Carney casts doubt on Rate Hike
April 20th: Highlights
- “There are other meetings this year”
- Dollar sentiment improving as risk appetite grows
- Euro range continues to narrow
Sterling losing “gloss” as retail sales disappoint
Regular readers will know that I have been against the idea of a rate hike for some time. It has been difficult to marry the idea of falling inflation, a marginal improvement in wage growth and the various housing, industrial production and retail sales reports with the idea that the Bank of England needs to hike rates particularly as Sterling’s rally over the course of 2018, it has risen by 3%, is providing a positive backdrop to the fight against inflation.
For MPC members to have chimed that rates needed to rise to offset the fall in Sterling and its effect on inflation since the Brexit referendum and then demand higher rates as sterling recovers is hard to reconcile.
The retail sales data for March which was released yesterday reflected consumer concerns over the possibility of a rate hike although it was most likely magnified by the unseasonably poor weather seen during the month. Month on month sales fell by 1.2% versus an expectation of a 0.5% fall. This led to a year on year rise of just 1.1%
Carney adds a dose of realism
Carney noted that there will be some differing views at the May meeting commenting that he is conscious that there are other meetings this year. This is a clear indication that he feels that until a hike is clearly warranted that he prefers to remain cautious about the path of the economy.
Sterling had been under mounting pressure all week as the post-Brexit high was proving difficult to crack amidst strong sentiment but weakening economic fundamentals. It fell to a low of 1.4068 yesterday, closing on its support at 1.4086. Versus the single currency it fell to a three-week low of 1.1402 and closed close to that level.
With the Brexit Bill failing to find support in the upper house of Parliament and the final terms yet to be agreed with Brussels “discretion could and probably should be the better part of valour” as the May MPC meeting approaches and the headwinds mount.
Euro turning in on itself as ranges narrow
The European Central Bank’s monetary policy is almost cast in stone. Traders understand that despite the odd call for higher rates to head off the threat of higher inflation “somewhere down the road” until conditions change markedly, interest rates will remain low and accommodation will continue.
Economic data is neither supportive of a rate hike nor demanding further measures, so the ECB is in the enviable position of being able to control matters with the lightest of touches.
In contrast, The Federal Reserve in the U.S. feels it needs to be seen to be doing something to affect the economy where it could take a leaf from the ECB’s book. The last rate hike was little more than “tinkering” yet traders are concerned that there will “only” be three hikes in 2018.

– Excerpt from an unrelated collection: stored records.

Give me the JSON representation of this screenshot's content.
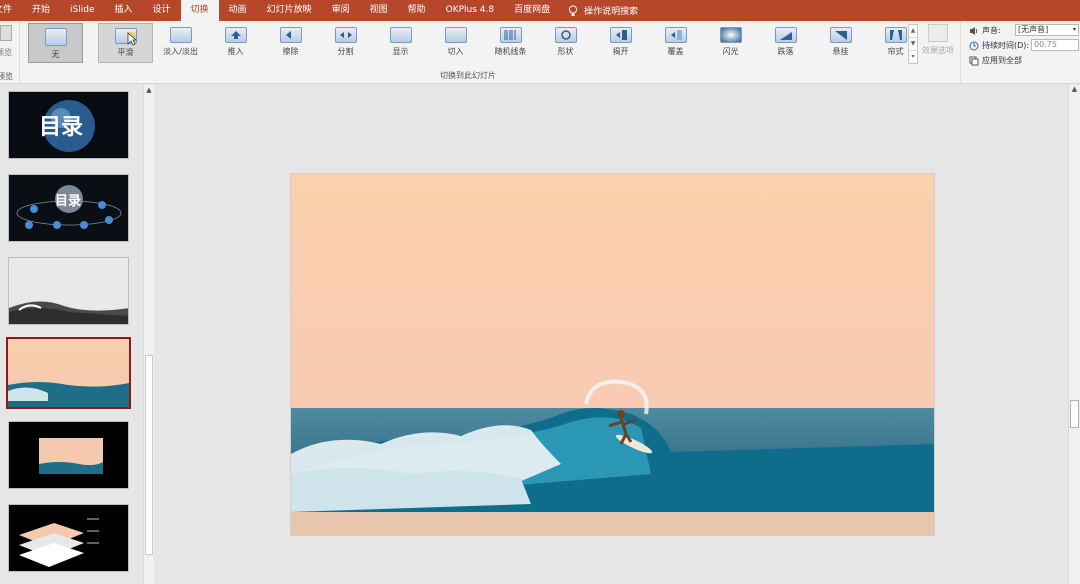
{
  "menu": {
    "tabs": [
      "文件",
      "开始",
      "iSlide",
      "插入",
      "设计",
      "切换",
      "动画",
      "幻灯片放映",
      "审阅",
      "视图",
      "帮助",
      "OKPlus 4.8",
      "百度网盘"
    ],
    "active_index": 5,
    "tell_me": "操作说明搜索"
  },
  "ribbon": {
    "preview_label": "预览",
    "preview_group": "预览",
    "group_label": "切换到此幻灯片",
    "effects": [
      "无",
      "平滑",
      "淡入/淡出",
      "推入",
      "擦除",
      "分割",
      "显示",
      "切入",
      "随机线条",
      "形状",
      "揭开",
      "覆盖",
      "闪光",
      "跌落",
      "悬挂",
      "帘式"
    ],
    "selected_index": 0,
    "hover_index": 1,
    "effect_options_label": "效果选项",
    "sound_label": "声音:",
    "sound_value": "[无声音]",
    "duration_label": "持续时间(D):",
    "duration_value": "00.75",
    "apply_all_label": "应用到全部"
  },
  "slides": {
    "selected_index": 3,
    "items": [
      {
        "kind": "catalog-earth",
        "title": "目录"
      },
      {
        "kind": "catalog-orbit",
        "title": "目录"
      },
      {
        "kind": "wave-gray"
      },
      {
        "kind": "wave-color"
      },
      {
        "kind": "wave-small"
      },
      {
        "kind": "layers"
      }
    ]
  },
  "colors": {
    "accent": "#b7472a",
    "selection": "#8c1a1a"
  }
}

The dollar index, influenced by its largest constituent part, the euro, remains in a tight range, unable to make significant progress above the 90.00 level, coinciding with strong support for the single currency close to 1.2330/40.
Have a great day!
About Alan Hill
Alan has been involved in the FX market for more than 25 years and brings a wealth of experience to his content. His knowledge has been gained while trading through some of the most volatile periods of recent history. His commentary relies on an understanding of past events and how they will affect future market performance.”